Source records:
---------------
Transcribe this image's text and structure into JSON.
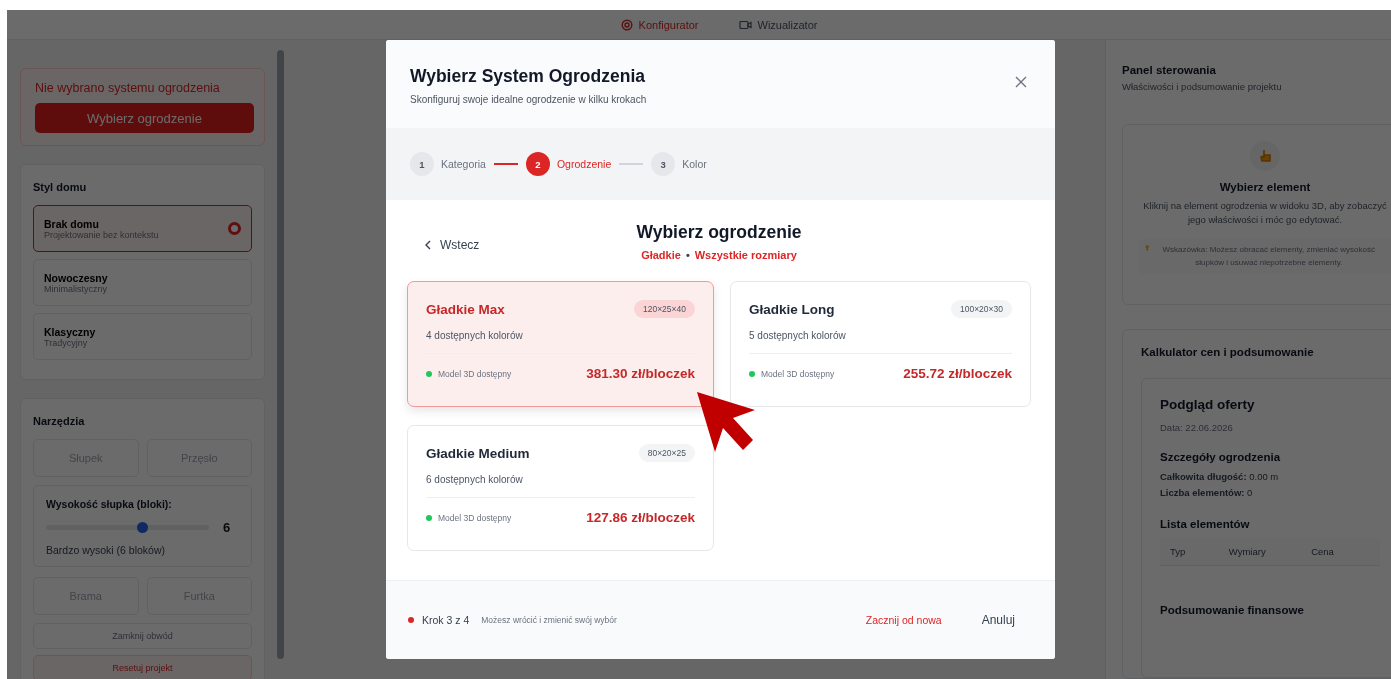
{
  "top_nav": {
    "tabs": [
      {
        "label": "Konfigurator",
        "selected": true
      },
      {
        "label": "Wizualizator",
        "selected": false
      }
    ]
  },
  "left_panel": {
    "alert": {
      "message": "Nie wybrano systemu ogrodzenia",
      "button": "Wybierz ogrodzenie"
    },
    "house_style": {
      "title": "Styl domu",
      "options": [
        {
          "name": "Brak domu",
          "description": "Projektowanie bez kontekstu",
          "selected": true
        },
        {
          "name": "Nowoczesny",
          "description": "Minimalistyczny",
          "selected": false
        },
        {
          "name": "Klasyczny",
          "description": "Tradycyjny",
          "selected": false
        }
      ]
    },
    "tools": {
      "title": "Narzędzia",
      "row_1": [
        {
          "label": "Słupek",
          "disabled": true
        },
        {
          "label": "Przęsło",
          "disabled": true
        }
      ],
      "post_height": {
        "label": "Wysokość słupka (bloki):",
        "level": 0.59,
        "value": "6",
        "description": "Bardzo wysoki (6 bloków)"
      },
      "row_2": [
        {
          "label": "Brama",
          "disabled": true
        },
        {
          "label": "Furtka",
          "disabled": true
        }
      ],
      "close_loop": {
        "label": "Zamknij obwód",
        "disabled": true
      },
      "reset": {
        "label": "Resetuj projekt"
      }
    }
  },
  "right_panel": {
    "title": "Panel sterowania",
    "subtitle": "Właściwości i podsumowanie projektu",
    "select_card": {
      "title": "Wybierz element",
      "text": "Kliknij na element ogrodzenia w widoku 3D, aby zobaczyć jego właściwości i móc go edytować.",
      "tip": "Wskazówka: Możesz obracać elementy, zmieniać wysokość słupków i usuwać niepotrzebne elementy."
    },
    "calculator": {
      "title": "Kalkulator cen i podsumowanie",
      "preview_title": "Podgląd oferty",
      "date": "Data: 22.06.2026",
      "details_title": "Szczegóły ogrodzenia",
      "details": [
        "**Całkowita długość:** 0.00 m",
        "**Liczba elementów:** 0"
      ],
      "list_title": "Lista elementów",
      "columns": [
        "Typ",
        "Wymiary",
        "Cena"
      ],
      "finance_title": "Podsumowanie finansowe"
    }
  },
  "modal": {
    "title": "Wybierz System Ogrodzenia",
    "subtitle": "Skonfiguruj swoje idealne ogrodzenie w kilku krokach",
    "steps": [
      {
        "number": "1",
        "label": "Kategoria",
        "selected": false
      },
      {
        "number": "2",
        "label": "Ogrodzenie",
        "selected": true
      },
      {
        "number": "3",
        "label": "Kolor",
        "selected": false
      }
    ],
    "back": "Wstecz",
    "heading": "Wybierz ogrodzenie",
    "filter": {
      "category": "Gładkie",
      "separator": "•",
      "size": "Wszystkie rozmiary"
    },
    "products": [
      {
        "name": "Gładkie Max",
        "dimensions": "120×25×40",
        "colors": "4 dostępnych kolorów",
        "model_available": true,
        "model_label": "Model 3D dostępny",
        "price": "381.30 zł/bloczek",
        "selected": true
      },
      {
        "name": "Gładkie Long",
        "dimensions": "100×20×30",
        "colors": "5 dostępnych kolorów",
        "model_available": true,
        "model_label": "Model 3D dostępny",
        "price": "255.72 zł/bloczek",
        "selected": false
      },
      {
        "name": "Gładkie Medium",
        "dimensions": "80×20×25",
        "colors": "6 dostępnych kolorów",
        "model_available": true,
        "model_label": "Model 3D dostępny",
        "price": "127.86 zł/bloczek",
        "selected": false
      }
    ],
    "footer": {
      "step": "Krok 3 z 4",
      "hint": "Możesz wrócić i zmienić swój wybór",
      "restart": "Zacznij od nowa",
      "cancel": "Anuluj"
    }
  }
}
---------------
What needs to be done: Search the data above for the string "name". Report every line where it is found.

Your response:
          "name": "Brak domu",
          "name": "Nowoczesny",
          "name": "Klasyczny",
        "name": "Gładkie Max",
        "name": "Gładkie Long",
        "name": "Gładkie Medium",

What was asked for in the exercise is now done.